Trouble hits Intel’s Sandy Bridge

Intel’s Sandy Bridge chip was perhaps the most impressive thing at this year’s Consumer Electronics Show, but the rollout of the next generations processors has hit a stumbling block. Sandy Bridge

Intel today announced it had discovered a flaw in a support chip that works with next generation – or so-called Sandy Bridge – processors, and has suspended shipments and will be replacing those that have already shipped with the affected support chip.

To be clear: There’s nothing wrong with Sandy Bridge itself, which includes the ballyhooed “Intel Insider” technology that provides such sufficient security that major studios (including Warner Bros.) will begin releasing high-definition versions of films online in conjunction with DVD and Blu-ray releases. But it’s still a disappointing setback for the company that will cost it up to $1 billion in lost revenue and repair/replacement costs.

The problem was the support chip, code-named Cougar Point, had flaws in its Serial ATA (SATA) ports. Ultimately, that could have meant that SATA devices, such as hard drives and DVD drives, might not have work properly.

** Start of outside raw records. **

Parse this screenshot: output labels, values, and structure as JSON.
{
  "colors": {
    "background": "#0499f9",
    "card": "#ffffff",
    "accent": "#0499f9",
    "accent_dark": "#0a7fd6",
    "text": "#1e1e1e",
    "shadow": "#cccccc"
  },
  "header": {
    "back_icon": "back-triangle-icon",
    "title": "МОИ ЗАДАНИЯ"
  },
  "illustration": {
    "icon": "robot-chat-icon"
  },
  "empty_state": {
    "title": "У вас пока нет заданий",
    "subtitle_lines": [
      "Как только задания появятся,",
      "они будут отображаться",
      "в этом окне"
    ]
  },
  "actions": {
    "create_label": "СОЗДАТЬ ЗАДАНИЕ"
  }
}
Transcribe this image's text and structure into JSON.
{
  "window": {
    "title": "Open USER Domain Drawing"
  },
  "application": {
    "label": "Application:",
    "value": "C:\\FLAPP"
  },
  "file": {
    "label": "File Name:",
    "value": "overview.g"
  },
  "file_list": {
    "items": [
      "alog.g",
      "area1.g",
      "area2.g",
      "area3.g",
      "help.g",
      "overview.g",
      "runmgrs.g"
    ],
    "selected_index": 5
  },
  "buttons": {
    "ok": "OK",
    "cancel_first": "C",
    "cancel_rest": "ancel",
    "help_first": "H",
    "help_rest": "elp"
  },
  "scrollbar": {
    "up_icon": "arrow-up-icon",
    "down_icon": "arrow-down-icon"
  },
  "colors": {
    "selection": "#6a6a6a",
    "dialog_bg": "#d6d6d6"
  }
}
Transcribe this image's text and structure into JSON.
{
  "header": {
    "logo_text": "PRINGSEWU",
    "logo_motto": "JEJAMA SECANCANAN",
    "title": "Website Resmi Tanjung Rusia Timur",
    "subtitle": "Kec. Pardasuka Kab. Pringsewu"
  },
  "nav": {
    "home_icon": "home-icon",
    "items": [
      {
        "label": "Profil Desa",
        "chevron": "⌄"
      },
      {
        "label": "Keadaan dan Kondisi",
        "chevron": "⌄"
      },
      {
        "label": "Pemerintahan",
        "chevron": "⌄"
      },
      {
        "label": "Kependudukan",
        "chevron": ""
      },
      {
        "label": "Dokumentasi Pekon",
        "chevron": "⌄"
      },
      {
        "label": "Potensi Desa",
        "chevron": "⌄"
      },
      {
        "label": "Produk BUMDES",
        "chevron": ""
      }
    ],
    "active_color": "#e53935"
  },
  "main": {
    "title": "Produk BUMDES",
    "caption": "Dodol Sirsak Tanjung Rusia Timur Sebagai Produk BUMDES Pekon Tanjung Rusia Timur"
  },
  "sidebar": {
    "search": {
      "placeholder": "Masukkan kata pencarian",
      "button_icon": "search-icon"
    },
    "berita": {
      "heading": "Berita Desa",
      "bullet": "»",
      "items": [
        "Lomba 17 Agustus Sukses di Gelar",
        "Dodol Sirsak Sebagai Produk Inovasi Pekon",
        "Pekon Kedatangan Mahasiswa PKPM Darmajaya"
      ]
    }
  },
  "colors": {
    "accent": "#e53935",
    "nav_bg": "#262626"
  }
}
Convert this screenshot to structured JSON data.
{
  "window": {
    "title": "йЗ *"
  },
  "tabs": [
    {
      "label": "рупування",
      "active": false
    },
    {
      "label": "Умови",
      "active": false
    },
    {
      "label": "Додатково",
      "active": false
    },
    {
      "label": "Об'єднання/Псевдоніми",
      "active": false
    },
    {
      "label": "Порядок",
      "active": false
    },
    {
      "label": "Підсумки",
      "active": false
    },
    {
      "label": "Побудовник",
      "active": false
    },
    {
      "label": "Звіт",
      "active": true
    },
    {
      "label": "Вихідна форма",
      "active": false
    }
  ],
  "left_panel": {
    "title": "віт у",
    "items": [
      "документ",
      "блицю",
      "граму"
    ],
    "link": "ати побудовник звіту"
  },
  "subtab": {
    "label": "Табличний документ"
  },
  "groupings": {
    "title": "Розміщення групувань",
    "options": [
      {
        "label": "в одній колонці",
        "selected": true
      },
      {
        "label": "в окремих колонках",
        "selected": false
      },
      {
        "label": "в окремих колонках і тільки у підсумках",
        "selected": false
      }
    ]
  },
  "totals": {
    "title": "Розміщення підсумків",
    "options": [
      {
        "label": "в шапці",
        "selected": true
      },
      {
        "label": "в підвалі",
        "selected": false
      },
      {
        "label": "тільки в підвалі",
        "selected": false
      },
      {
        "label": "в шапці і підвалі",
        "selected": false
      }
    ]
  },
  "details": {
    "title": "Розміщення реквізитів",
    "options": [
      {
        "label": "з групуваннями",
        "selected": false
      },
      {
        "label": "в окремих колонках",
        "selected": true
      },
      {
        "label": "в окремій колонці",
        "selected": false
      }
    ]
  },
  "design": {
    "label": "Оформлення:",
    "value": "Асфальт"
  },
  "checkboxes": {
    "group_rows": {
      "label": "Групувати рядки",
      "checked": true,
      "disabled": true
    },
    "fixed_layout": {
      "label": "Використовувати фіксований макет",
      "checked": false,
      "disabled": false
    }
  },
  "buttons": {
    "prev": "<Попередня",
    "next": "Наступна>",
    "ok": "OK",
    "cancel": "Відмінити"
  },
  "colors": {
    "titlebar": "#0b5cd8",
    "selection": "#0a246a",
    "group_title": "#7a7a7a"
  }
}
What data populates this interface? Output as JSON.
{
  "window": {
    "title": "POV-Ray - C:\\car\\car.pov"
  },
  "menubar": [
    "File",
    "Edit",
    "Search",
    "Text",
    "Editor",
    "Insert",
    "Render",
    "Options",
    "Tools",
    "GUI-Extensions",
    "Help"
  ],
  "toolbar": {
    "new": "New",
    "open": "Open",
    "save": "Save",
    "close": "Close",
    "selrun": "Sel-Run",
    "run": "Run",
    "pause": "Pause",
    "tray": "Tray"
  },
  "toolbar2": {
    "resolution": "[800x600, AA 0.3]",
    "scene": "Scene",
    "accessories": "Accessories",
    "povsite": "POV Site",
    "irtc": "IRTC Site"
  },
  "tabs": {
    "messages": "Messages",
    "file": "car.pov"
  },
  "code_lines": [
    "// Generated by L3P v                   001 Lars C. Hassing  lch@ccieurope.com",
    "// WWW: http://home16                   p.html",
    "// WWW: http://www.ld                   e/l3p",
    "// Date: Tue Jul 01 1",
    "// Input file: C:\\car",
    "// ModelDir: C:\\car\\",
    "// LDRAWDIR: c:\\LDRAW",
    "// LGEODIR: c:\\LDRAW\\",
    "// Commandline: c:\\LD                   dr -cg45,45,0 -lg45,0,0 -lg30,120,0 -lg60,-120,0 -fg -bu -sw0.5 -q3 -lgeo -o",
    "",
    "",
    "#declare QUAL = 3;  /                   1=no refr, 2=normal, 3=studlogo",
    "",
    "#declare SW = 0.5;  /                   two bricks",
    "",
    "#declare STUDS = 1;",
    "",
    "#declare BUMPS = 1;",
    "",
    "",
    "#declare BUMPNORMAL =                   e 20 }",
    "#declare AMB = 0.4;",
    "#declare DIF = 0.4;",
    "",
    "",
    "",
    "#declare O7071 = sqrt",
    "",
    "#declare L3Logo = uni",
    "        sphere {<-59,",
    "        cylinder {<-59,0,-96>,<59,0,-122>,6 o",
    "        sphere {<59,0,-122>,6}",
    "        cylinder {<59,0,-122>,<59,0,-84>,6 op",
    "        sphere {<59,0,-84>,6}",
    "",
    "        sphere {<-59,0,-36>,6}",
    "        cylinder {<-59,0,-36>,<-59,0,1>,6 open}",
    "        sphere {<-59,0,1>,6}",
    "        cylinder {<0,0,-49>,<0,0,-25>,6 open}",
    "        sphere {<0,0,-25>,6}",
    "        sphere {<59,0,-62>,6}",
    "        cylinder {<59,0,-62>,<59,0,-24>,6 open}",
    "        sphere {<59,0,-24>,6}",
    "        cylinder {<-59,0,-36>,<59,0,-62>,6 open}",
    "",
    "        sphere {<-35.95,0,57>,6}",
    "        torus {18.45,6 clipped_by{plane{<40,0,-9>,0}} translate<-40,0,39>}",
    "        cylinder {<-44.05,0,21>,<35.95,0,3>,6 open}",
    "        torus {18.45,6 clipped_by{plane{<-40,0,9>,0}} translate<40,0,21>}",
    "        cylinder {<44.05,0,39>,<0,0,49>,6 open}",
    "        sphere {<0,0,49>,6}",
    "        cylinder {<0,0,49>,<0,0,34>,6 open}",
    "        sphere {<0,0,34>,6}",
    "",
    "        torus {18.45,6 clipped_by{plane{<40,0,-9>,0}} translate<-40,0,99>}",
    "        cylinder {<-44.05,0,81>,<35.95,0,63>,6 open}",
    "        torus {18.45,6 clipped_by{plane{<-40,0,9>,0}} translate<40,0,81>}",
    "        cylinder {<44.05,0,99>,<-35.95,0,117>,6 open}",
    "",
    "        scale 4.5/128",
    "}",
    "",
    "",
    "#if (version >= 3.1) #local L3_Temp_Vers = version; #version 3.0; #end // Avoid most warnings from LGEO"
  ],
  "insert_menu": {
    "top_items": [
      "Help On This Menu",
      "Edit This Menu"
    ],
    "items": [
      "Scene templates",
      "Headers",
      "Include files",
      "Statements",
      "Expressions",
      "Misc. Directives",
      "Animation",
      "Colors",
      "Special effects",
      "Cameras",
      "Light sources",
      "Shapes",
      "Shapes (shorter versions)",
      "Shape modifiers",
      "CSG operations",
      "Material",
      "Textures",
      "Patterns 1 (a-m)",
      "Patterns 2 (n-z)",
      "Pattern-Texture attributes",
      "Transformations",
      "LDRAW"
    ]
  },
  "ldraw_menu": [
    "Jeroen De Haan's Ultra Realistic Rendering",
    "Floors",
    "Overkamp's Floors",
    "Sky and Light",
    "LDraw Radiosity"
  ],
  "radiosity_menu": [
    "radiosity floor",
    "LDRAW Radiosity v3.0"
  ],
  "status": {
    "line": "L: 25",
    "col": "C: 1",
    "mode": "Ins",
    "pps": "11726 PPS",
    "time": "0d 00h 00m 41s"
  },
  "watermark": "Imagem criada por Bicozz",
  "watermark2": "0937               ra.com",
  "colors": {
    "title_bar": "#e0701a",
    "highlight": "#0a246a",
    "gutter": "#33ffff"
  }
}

Intel expects to have an updated version of the chip ready to go in late February, but it will be April before it sees a full recovery of production volumes.